[Saved data entries]
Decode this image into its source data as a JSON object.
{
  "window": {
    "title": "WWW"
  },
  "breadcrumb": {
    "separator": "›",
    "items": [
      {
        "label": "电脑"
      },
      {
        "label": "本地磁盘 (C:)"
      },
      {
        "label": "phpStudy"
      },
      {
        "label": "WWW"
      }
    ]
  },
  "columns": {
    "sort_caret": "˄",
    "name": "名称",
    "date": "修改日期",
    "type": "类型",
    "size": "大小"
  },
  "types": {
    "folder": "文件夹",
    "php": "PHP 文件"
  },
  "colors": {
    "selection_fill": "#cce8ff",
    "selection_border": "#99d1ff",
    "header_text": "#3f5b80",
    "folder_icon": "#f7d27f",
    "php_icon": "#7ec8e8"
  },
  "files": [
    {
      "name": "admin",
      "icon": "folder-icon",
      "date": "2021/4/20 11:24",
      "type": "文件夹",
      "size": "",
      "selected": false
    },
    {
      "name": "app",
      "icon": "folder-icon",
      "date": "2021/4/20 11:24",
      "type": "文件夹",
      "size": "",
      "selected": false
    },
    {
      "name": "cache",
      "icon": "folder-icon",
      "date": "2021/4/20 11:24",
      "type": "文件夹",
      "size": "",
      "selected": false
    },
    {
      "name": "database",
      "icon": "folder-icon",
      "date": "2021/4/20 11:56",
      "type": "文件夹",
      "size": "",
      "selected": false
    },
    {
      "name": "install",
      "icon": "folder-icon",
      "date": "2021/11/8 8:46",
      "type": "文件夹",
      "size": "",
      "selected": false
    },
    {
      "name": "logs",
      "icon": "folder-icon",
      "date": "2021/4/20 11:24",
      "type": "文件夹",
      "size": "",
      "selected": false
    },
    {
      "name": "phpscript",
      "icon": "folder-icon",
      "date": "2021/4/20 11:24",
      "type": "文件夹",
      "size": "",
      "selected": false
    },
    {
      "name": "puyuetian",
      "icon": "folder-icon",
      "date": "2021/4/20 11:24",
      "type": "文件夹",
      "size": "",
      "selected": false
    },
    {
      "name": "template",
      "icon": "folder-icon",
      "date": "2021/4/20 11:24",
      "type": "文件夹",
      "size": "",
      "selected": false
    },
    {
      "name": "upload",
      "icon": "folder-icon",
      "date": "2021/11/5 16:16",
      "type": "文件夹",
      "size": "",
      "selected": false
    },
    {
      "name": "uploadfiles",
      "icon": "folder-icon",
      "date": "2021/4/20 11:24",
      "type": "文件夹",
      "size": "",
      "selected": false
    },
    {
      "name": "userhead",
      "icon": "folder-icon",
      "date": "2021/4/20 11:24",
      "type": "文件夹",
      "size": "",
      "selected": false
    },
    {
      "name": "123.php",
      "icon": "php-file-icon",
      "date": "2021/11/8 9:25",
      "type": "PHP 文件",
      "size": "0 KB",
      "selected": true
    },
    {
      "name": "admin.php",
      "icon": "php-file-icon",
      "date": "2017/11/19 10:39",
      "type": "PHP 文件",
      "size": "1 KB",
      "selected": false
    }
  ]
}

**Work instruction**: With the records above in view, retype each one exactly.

**Result of the task**:
Decode this image into its source data as a JSON object.
{
  "window": {
    "title": "WWW"
  },
  "breadcrumb": {
    "separator": "›",
    "items": [
      {
        "label": "电脑"
      },
      {
        "label": "本地磁盘 (C:)"
      },
      {
        "label": "phpStudy"
      },
      {
        "label": "WWW"
      }
    ]
  },
  "columns": {
    "sort_caret": "˄",
    "name": "名称",
    "date": "修改日期",
    "type": "类型",
    "size": "大小"
  },
  "types": {
    "folder": "文件夹",
    "php": "PHP 文件"
  },
  "colors": {
    "selection_fill": "#cce8ff",
    "selection_border": "#99d1ff",
    "header_text": "#3f5b80",
    "folder_icon": "#f7d27f",
    "php_icon": "#7ec8e8"
  },
  "files": [
    {
      "name": "admin",
      "icon": "folder-icon",
      "date": "2021/4/20 11:24",
      "type": "文件夹",
      "size": "",
      "selected": false
    },
    {
      "name": "app",
      "icon": "folder-icon",
      "date": "2021/4/20 11:24",
      "type": "文件夹",
      "size": "",
      "selected": false
    },
    {
      "name": "cache",
      "icon": "folder-icon",
      "date": "2021/4/20 11:24",
      "type": "文件夹",
      "size": "",
      "selected": false
    },
    {
      "name": "database",
      "icon": "folder-icon",
      "date": "2021/4/20 11:56",
      "type": "文件夹",
      "size": "",
      "selected": false
    },
    {
      "name": "install",
      "icon": "folder-icon",
      "date": "2021/11/8 8:46",
      "type": "文件夹",
      "size": "",
      "selected": false
    },
    {
      "name": "logs",
      "icon": "folder-icon",
      "date": "2021/4/20 11:24",
      "type": "文件夹",
      "size": "",
      "selected": false
    },
    {
      "name": "phpscript",
      "icon": "folder-icon",
      "date": "2021/4/20 11:24",
      "type": "文件夹",
      "size": "",
      "selected": false
    },
    {
      "name": "puyuetian",
      "icon": "folder-icon",
      "date": "2021/4/20 11:24",
      "type": "文件夹",
      "size": "",
      "selected": false
    },
    {
      "name": "template",
      "icon": "folder-icon",
      "date": "2021/4/20 11:24",
      "type": "文件夹",
      "size": "",
      "selected": false
    },
    {
      "name": "upload",
      "icon": "folder-icon",
      "date": "2021/11/5 16:16",
      "type": "文件夹",
      "size": "",
      "selected": false
    },
    {
      "name": "uploadfiles",
      "icon": "folder-icon",
      "date": "2021/4/20 11:24",
      "type": "文件夹",
      "size": "",
      "selected": false
    },
    {
      "name": "userhead",
      "icon": "folder-icon",
      "date": "2021/4/20 11:24",
      "type": "文件夹",
      "size": "",
      "selected": false
    },
    {
      "name": "123.php",
      "icon": "php-file-icon",
      "date": "2021/11/8 9:25",
      "type": "PHP 文件",
      "size": "0 KB",
      "selected": true
    },
    {
      "name": "admin.php",
      "icon": "php-file-icon",
      "date": "2017/11/19 10:39",
      "type": "PHP 文件",
      "size": "1 KB",
      "selected": false
    }
  ]
}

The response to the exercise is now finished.